§ THE TASK: Restate the listing that follows word for word, without its pictures.

§ PROVIDED DATA:
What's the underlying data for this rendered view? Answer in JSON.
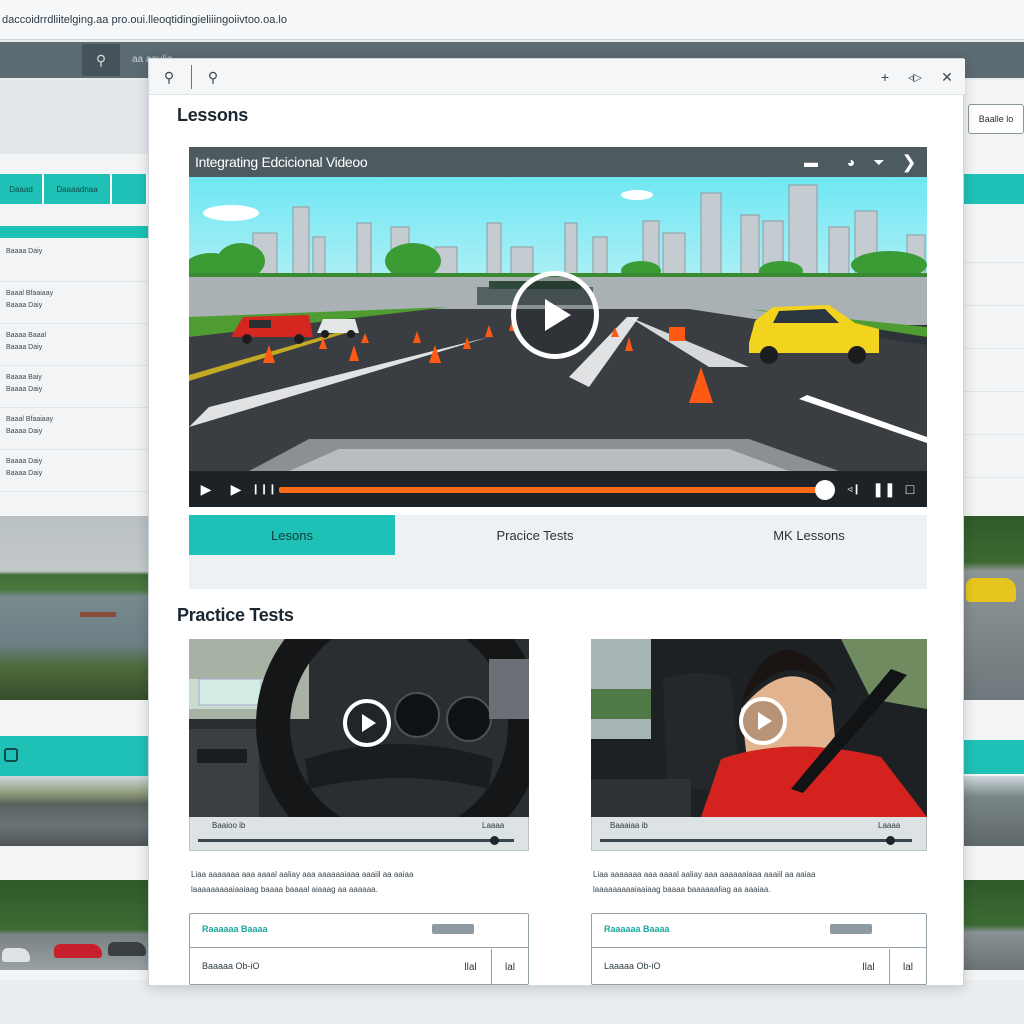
{
  "browser": {
    "url": "daccoidrrdliitelging.aa pro.oui.lleoqtidingieliiingoiivtoo.oa.lo",
    "tab_label": "aa aoulia",
    "search_icon": "search-icon"
  },
  "background": {
    "left_tabs": [
      "Daaad",
      "Daaaadnaa"
    ],
    "left_items": [
      [
        "Baaaa Daiy"
      ],
      [
        "Baaal Bfaaiaay",
        "Baaaa Daiy"
      ],
      [
        "Baaaa Baaal",
        "Baaaa Daiy"
      ],
      [
        "Baaaa Baiy",
        "Baaaa Daiy"
      ],
      [
        "Baaal Bfaaiaay",
        "Baaaa Daiy"
      ],
      [
        "Baaaa Daiy",
        "Baaaa Daiy"
      ]
    ],
    "right_button": "Baalle lo"
  },
  "modal": {
    "toolbar_icons": [
      "search-icon",
      "search-icon",
      "plus-icon",
      "split-icon",
      "close-icon"
    ],
    "lessons_title": "Lessons",
    "player": {
      "title": "Integrating Edcicional Videoo",
      "progress": 1.0
    },
    "tabs": [
      {
        "label": "Lesons",
        "active": true
      },
      {
        "label": "Pracice Tests",
        "active": false
      },
      {
        "label": "MK Lessons",
        "active": false
      }
    ],
    "practice_title": "Practice Tests",
    "cards": [
      {
        "time_left": "Baaioo ib",
        "time_right": "Laaaa",
        "desc_line1": "Liaa aaaaaaa aaa aaaal aaliay aaa aaaaaaiaaa aaaiil aa aaiaa",
        "desc_line2": "laaaaaaaaaiaaiaag baaaa baaaal aiaaag aa aaaaaa.",
        "label_top": "Raaaaaa Baaaa",
        "label_bottom": "Baaaaa Ob-iO",
        "cell_a": "llal",
        "cell_b": "lal"
      },
      {
        "time_left": "Baaaiaa ib",
        "time_right": "Laaaa",
        "desc_line1": "Liaa aaaaaaa aaa aaaal aaliay aaa aaaaaaiaaa aaaiil aa aaiaa",
        "desc_line2": "laaaaaaaaaiaaiaag baaaa baaaaaaliag aa aaaiaa.",
        "label_top": "Raaaaaa Baaaa",
        "label_bottom": "Laaaaa Ob-iO",
        "cell_a": "llal",
        "cell_b": "lal"
      }
    ]
  },
  "colors": {
    "accent": "#1fc1b6",
    "progress": "#ff6a1a",
    "player_bar": "#4d5a60"
  }
}
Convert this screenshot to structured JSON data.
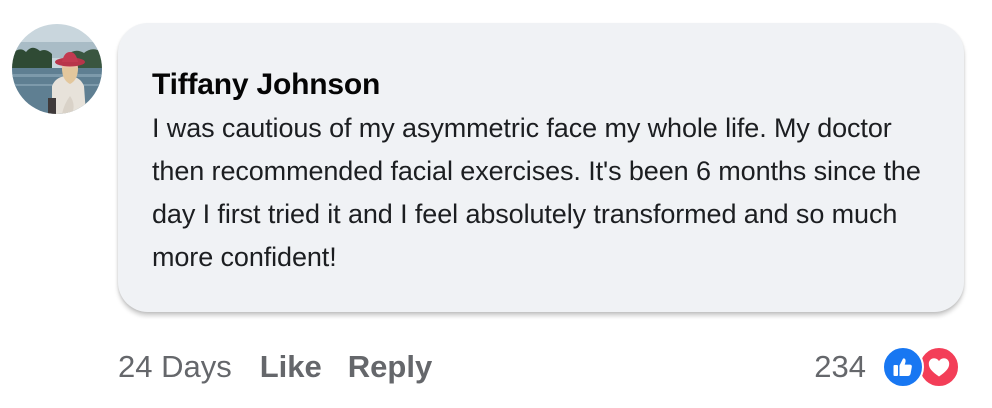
{
  "comment": {
    "author": "Tiffany Johnson",
    "text": "I was cautious of my asymmetric face my whole life. My doctor then recommended facial exercises. It's been 6 months since the day I first tried it and I feel absolutely transformed and so much more confident!",
    "avatar_icon": "profile-photo-woman-red-hat-lake"
  },
  "actions": {
    "timestamp": "24 Days",
    "like_label": "Like",
    "reply_label": "Reply"
  },
  "reactions": {
    "count": "234",
    "icons": [
      "like-thumbs-up-icon",
      "love-heart-icon"
    ],
    "colors": {
      "like": "#1877f2",
      "love": "#f33e58"
    }
  }
}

§ EXERCISE RESPONSE:
What's the underlying data for this rendered view? Answer in JSON.
{
  "browser": {
    "url": "daccoidrrdliitelging.aa pro.oui.lleoqtidingieliiingoiivtoo.oa.lo",
    "tab_label": "aa aoulia",
    "search_icon": "search-icon"
  },
  "background": {
    "left_tabs": [
      "Daaad",
      "Daaaadnaa"
    ],
    "left_items": [
      [
        "Baaaa Daiy"
      ],
      [
        "Baaal Bfaaiaay",
        "Baaaa Daiy"
      ],
      [
        "Baaaa Baaal",
        "Baaaa Daiy"
      ],
      [
        "Baaaa Baiy",
        "Baaaa Daiy"
      ],
      [
        "Baaal Bfaaiaay",
        "Baaaa Daiy"
      ],
      [
        "Baaaa Daiy",
        "Baaaa Daiy"
      ]
    ],
    "right_button": "Baalle lo"
  },
  "modal": {
    "toolbar_icons": [
      "search-icon",
      "search-icon",
      "plus-icon",
      "split-icon",
      "close-icon"
    ],
    "lessons_title": "Lessons",
    "player": {
      "title": "Integrating Edcicional Videoo",
      "progress": 1.0
    },
    "tabs": [
      {
        "label": "Lesons",
        "active": true
      },
      {
        "label": "Pracice Tests",
        "active": false
      },
      {
        "label": "MK Lessons",
        "active": false
      }
    ],
    "practice_title": "Practice Tests",
    "cards": [
      {
        "time_left": "Baaioo ib",
        "time_right": "Laaaa",
        "desc_line1": "Liaa aaaaaaa aaa aaaal aaliay aaa aaaaaaiaaa aaaiil aa aaiaa",
        "desc_line2": "laaaaaaaaaiaaiaag baaaa baaaal aiaaag aa aaaaaa.",
        "label_top": "Raaaaaa Baaaa",
        "label_bottom": "Baaaaa Ob-iO",
        "cell_a": "llal",
        "cell_b": "lal"
      },
      {
        "time_left": "Baaaiaa ib",
        "time_right": "Laaaa",
        "desc_line1": "Liaa aaaaaaa aaa aaaal aaliay aaa aaaaaaiaaa aaaiil aa aaiaa",
        "desc_line2": "laaaaaaaaaiaaiaag baaaa baaaaaaliag aa aaaiaa.",
        "label_top": "Raaaaaa Baaaa",
        "label_bottom": "Laaaaa Ob-iO",
        "cell_a": "llal",
        "cell_b": "lal"
      }
    ]
  },
  "colors": {
    "accent": "#1fc1b6",
    "progress": "#ff6a1a",
    "player_bar": "#4d5a60"
  }
}
Convert this screenshot to structured JSON data.
{
  "comment": {
    "author": "Tiffany Johnson",
    "text": "I was cautious of my asymmetric face my whole life. My doctor then recommended facial exercises. It's been 6 months since the day I first tried it and I feel absolutely transformed and so much more confident!",
    "avatar_icon": "profile-photo-woman-red-hat-lake"
  },
  "actions": {
    "timestamp": "24 Days",
    "like_label": "Like",
    "reply_label": "Reply"
  },
  "reactions": {
    "count": "234",
    "icons": [
      "like-thumbs-up-icon",
      "love-heart-icon"
    ],
    "colors": {
      "like": "#1877f2",
      "love": "#f33e58"
    }
  }
}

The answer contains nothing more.